### WHAT NEEDS TO BE DONE:
Pull out every line with the word "Orientation" from the entries below.

### EXTRACTED ENTRIES:
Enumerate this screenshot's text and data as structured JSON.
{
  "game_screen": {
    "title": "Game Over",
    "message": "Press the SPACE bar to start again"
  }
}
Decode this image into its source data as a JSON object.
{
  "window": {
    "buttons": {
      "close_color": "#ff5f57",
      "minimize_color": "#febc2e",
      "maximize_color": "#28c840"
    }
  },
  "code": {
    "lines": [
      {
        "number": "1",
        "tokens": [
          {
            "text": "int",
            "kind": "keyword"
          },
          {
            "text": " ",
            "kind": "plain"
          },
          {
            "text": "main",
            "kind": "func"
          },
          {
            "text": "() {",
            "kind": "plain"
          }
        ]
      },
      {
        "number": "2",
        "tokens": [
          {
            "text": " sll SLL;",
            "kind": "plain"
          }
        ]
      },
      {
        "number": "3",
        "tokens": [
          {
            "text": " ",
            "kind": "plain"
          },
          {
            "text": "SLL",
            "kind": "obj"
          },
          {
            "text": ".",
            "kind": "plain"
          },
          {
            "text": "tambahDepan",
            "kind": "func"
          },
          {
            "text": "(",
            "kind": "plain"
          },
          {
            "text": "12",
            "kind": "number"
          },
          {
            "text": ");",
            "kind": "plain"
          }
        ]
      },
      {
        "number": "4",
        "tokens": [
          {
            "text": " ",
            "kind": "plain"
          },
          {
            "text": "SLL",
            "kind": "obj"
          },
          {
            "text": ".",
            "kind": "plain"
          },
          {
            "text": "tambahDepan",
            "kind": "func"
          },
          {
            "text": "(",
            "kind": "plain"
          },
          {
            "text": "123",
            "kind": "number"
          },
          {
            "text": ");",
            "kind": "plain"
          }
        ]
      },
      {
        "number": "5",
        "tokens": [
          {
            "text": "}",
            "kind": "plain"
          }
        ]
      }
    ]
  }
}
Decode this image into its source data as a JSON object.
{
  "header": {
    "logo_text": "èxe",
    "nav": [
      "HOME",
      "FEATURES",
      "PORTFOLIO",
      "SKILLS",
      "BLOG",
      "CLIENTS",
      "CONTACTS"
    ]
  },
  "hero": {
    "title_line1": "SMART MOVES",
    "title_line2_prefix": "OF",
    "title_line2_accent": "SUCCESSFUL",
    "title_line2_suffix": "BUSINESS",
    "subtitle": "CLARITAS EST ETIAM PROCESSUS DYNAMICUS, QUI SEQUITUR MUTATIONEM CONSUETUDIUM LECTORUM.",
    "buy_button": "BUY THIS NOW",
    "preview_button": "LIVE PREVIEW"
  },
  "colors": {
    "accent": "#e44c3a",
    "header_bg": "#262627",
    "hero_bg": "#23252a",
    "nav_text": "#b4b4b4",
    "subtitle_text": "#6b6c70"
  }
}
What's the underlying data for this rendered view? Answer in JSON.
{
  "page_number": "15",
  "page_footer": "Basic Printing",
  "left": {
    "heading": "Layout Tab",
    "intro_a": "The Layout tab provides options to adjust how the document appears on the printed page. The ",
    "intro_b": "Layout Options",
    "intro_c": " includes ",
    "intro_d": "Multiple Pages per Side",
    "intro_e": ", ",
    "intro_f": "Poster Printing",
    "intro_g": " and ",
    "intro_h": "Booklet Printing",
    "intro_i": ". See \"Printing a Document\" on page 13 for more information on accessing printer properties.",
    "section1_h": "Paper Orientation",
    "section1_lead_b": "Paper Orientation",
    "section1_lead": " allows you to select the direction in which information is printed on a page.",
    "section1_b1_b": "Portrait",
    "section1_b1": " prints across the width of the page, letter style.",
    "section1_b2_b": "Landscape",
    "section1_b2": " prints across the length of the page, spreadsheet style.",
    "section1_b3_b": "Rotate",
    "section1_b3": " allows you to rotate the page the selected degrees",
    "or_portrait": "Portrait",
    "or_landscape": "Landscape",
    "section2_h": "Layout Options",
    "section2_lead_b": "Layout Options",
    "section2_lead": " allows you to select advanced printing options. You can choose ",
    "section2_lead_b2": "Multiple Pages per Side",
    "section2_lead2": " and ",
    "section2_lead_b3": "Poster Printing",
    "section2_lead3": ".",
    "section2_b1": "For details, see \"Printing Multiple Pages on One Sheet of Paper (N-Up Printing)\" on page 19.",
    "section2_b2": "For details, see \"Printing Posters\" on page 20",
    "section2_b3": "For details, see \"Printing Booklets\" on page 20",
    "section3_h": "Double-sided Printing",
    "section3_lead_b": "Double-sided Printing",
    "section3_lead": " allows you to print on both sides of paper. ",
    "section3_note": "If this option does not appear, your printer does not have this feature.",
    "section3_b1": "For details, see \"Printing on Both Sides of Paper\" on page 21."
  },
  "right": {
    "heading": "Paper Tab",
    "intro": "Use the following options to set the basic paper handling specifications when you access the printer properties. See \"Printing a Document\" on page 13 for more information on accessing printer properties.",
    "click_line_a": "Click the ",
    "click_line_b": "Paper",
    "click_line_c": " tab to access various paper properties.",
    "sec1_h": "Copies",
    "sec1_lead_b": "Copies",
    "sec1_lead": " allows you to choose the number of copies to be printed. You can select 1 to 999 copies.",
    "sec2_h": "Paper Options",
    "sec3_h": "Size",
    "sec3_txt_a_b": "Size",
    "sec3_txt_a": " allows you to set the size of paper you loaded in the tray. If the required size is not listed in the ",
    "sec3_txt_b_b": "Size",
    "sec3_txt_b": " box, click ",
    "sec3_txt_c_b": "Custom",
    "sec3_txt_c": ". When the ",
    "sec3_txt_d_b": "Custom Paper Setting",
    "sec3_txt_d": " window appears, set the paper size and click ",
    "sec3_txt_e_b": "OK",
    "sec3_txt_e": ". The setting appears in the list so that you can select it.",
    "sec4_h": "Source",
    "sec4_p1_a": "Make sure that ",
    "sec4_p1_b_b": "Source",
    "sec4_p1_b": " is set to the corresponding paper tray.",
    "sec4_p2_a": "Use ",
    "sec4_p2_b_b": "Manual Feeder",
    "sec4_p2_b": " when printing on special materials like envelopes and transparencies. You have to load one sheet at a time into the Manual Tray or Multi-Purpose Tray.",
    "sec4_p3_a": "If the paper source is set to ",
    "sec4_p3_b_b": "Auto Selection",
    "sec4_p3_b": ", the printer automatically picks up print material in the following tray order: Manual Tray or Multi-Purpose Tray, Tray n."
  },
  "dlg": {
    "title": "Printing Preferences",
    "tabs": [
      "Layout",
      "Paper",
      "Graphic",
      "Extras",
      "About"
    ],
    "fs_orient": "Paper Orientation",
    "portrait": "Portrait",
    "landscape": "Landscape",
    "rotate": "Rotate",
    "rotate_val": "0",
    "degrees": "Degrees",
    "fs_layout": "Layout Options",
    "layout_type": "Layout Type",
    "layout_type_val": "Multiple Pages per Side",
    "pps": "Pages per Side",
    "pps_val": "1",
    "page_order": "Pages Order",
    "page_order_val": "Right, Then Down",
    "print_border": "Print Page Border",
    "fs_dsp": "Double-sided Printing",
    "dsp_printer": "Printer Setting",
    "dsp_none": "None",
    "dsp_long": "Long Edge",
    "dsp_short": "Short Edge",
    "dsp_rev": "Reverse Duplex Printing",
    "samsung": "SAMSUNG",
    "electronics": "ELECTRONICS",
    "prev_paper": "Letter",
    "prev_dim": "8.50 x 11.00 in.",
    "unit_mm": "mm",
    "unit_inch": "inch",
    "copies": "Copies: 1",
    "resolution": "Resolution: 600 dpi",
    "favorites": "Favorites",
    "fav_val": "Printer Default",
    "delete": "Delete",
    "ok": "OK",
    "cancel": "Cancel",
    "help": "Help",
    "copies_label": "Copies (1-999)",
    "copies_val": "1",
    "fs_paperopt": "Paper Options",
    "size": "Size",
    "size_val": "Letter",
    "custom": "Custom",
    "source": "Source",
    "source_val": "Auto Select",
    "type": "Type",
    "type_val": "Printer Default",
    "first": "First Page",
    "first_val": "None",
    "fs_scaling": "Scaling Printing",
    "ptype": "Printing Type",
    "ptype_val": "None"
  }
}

### SOLUTION TO THE PROBLEM:
    "section1_h": "Paper Orientation",
    "section1_lead_b": "Paper Orientation",
    "fs_orient": "Paper Orientation",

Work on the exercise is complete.